  • Grants-in-aid to state and local governments (line 20) turned up in the fourth quarter, reflecting the pattern of spending for various COVID-19 response efforts appropriated through the CARES Act. Most of these funds were disbursed in the second quarter through the Coronavirus Relief Fund. Grants for health from the Provider Relief Fund and grants for education from the Education Stabilization Fund decreased less in the fourth quarter.
  • Subsidies (line 23) turned down in the fourth quarter, reflecting a decrease in funds appropriated through the CARES Act. Notably, PPP loans to businesses turned down. In the initial round of PPP loans, most loans were approved in April and May of 2020 and were intended to cover expenses for 24 weeks.

 

Net state and local government saving was −$20.1 billion in the fourth quarter, increasing $56.6 billion from −$76.7 billion in the third quarter. In the fourth quarter, current receipts turned up and current expenditures turned down (table 3).

State and local government net borrowing was $116.3 billion, decreasing $48.9 billion from $165.2 billion in the third quarter.

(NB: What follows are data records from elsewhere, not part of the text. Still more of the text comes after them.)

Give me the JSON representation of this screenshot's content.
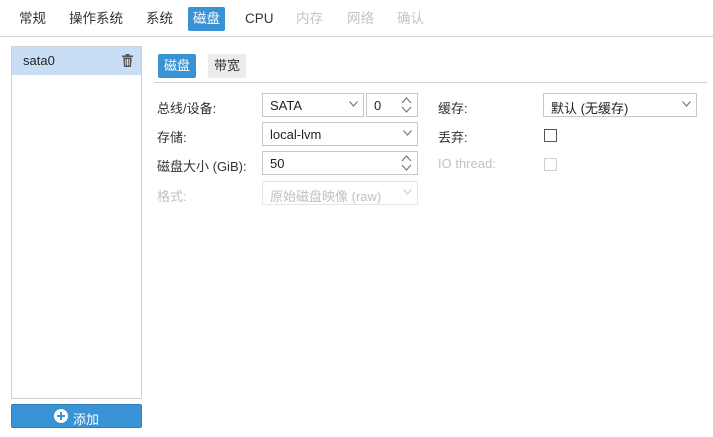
{
  "tabs": [
    {
      "label": "常规",
      "state": "normal"
    },
    {
      "label": "操作系统",
      "state": "normal"
    },
    {
      "label": "系统",
      "state": "normal"
    },
    {
      "label": "磁盘",
      "state": "active"
    },
    {
      "label": "CPU",
      "state": "normal"
    },
    {
      "label": "内存",
      "state": "disabled"
    },
    {
      "label": "网络",
      "state": "disabled"
    },
    {
      "label": "确认",
      "state": "disabled"
    }
  ],
  "disk_list": {
    "items": [
      {
        "label": "sata0",
        "icon": "trash-icon"
      }
    ],
    "add_button_label": "添加",
    "add_icon": "plus-circle-icon"
  },
  "subtabs": {
    "disk": "磁盘",
    "bandwidth": "带宽"
  },
  "form": {
    "bus_device_label": "总线/设备:",
    "bus_value": "SATA",
    "device_number": "0",
    "storage_label": "存储:",
    "storage_value": "local-lvm",
    "disk_size_label": "磁盘大小 (GiB):",
    "disk_size_value": "50",
    "format_label": "格式:",
    "format_value": "原始磁盘映像 (raw)",
    "cache_label": "缓存:",
    "cache_value": "默认 (无缓存)",
    "discard_label": "丢弃:",
    "discard_checked": false,
    "io_thread_label": "IO thread:",
    "io_thread_checked": false
  },
  "colors": {
    "accent": "#3892d4",
    "selected_row": "#c7def5",
    "disabled_text": "#c0c0c0"
  }
}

  • Taxes on production and imports (line 4) decelerated in the fourth quarter, reflecting a deceleration in sales taxes and a downturn in excise taxes.
  • Taxes on corporate income (line 5) decelerated in the fourth quarter, reflecting a downturn in corporate profits.
  • Federal grants-in-aid (line 9) turned up in the fourth quarter, reflecting the pattern of spending for various COVID-19 response efforts appropriated through the CARES Act. Most of these funds were disbursed in the second quarter through the Coronavirus Relief Fund. Grants for health from the Provider Relief Fund and grants for education from the Education Stabilization Fund decreased less in the fourth quarter.
  • Current surplus of government enterprises (line 11) decelerated in the fourth quarter, reflecting a deceleration in sales revenue by government enterprises, including decelerations in revenue from toll roads and public transit.
  • Consumption expenditures (line 13) turned up in the fourth quarter, reflecting a deceleration in sales to other sectors, specifically health and hospital charges.
  • Government social benefits (line 14) turned down in the fourth quarter, reflecting a downturn in Medicaid benefits.